→ **Exercise prompt**: All lines holding the word "favicon" are to be copied from the records beneath.

*** Opening Data records ***

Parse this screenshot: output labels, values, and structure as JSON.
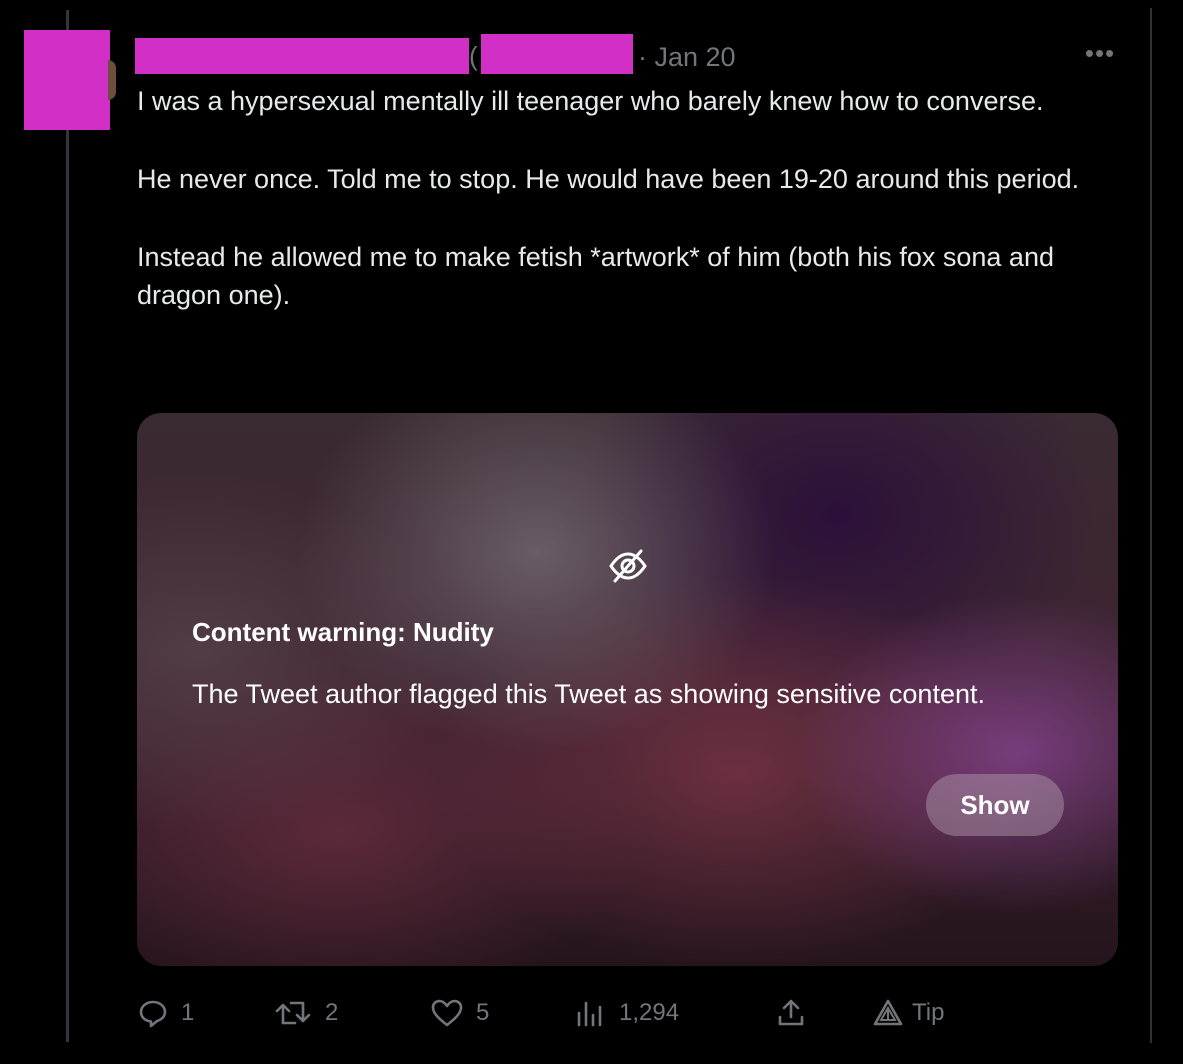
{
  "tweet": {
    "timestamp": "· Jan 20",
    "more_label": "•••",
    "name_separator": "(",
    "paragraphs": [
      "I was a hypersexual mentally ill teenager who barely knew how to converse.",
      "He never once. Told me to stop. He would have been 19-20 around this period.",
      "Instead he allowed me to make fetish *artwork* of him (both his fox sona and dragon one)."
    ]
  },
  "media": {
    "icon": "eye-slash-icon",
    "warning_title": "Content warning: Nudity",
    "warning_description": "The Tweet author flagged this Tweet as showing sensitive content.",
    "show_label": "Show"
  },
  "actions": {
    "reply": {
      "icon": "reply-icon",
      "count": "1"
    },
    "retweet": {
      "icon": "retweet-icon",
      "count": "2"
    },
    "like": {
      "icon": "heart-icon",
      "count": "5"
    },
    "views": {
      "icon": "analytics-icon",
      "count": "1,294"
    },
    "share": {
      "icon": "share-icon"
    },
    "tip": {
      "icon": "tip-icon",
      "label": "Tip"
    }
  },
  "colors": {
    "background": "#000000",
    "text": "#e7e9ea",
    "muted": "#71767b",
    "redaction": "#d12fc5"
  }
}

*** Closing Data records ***
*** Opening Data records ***

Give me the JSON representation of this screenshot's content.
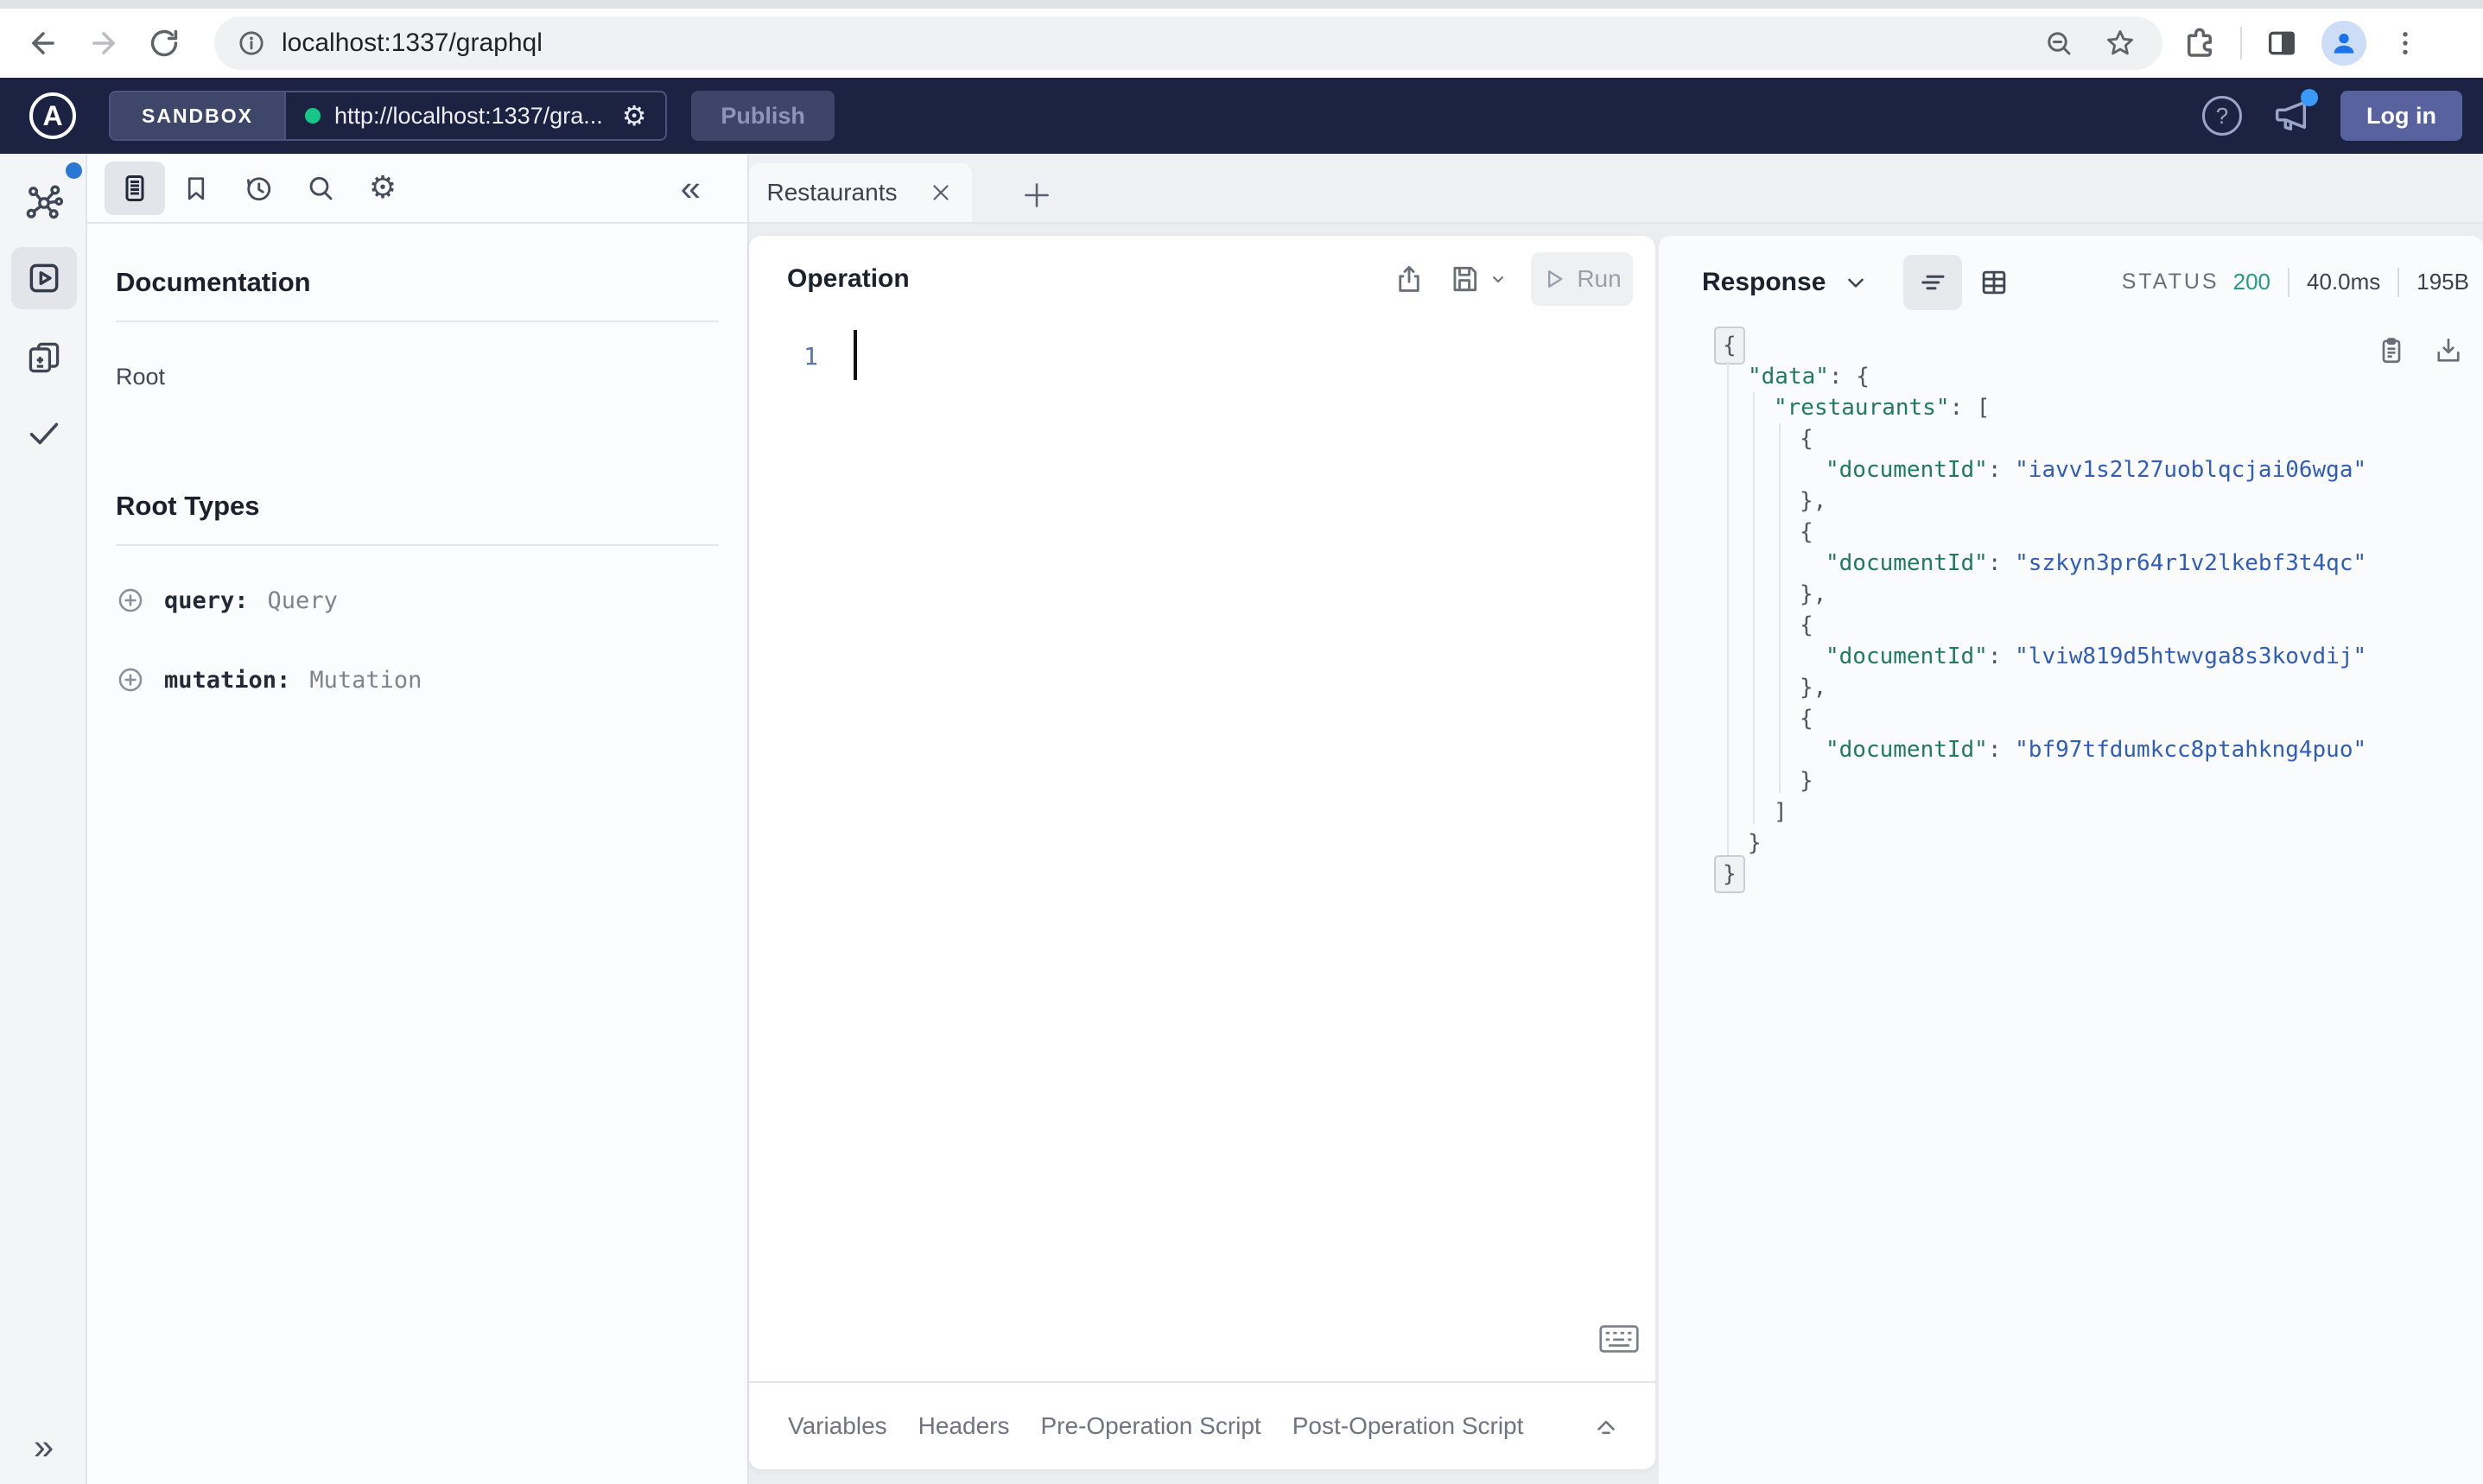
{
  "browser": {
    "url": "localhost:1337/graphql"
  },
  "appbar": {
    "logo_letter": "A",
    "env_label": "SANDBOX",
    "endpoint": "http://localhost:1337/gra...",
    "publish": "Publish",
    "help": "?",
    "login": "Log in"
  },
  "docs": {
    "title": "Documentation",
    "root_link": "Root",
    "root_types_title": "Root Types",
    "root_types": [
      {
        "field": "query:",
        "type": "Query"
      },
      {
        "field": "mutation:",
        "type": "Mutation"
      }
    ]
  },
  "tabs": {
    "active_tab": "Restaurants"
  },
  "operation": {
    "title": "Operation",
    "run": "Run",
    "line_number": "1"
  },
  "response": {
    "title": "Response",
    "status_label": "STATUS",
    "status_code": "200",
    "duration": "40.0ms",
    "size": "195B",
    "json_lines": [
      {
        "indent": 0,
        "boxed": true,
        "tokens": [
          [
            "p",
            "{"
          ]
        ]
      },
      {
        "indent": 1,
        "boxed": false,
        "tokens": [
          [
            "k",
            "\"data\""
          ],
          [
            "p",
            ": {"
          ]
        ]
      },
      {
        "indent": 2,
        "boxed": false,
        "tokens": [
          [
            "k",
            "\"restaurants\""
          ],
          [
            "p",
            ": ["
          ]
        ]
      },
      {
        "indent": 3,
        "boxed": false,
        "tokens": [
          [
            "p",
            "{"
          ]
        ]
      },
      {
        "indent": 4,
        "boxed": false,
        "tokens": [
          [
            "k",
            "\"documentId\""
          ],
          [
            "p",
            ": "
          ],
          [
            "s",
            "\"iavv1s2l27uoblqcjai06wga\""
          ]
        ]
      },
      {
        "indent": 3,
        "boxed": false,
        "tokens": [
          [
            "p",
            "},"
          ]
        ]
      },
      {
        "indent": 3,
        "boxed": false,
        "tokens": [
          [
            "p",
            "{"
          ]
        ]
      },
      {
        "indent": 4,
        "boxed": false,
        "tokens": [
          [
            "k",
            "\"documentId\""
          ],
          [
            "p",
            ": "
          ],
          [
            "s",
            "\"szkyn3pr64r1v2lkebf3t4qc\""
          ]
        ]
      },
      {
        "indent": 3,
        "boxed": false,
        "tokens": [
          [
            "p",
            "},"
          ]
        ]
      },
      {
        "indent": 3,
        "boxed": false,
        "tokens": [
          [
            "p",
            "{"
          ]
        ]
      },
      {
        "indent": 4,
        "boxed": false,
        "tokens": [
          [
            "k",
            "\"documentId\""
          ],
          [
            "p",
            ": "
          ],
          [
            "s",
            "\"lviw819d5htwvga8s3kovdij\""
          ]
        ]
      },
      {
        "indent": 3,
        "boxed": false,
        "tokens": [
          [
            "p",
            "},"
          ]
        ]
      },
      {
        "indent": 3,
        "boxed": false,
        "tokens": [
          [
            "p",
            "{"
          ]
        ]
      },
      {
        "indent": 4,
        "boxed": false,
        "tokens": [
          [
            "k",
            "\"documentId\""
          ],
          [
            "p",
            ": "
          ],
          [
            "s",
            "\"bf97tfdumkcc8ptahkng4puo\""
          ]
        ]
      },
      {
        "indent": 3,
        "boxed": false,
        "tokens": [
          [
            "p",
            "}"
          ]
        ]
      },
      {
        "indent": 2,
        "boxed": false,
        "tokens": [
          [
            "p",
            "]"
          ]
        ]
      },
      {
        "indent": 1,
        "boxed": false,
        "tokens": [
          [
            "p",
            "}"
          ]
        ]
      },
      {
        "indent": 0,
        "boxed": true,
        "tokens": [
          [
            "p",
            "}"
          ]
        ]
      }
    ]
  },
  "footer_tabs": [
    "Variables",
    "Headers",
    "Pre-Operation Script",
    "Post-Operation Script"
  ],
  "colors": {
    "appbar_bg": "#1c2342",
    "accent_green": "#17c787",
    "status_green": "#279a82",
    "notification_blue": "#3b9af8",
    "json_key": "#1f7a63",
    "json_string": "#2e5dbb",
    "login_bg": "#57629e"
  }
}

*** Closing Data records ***
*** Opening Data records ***

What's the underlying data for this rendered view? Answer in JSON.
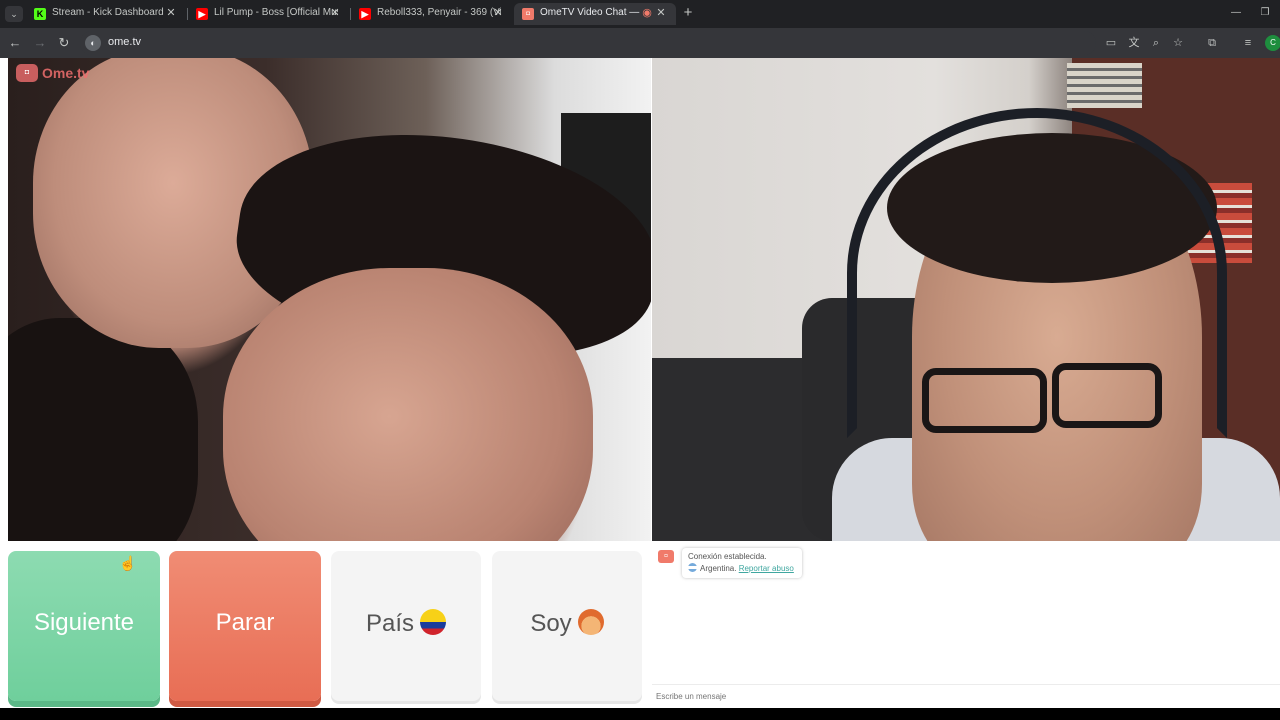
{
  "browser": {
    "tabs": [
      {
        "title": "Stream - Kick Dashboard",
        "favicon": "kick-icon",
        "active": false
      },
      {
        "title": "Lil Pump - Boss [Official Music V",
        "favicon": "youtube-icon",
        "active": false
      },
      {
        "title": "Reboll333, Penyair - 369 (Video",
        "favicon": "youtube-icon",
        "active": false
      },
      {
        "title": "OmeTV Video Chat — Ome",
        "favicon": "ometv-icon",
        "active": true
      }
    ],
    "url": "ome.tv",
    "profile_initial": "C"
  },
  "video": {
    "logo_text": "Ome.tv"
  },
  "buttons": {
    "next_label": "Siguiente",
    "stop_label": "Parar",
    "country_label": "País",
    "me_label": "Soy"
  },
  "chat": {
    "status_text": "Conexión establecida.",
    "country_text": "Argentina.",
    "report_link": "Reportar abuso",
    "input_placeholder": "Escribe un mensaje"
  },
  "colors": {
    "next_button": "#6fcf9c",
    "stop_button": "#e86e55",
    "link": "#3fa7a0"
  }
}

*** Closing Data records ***

→ **Result of the exercise**:
        "favicon": "kick-icon",
        "favicon": "youtube-icon",
        "favicon": "youtube-icon",
        "favicon": "ometv-icon",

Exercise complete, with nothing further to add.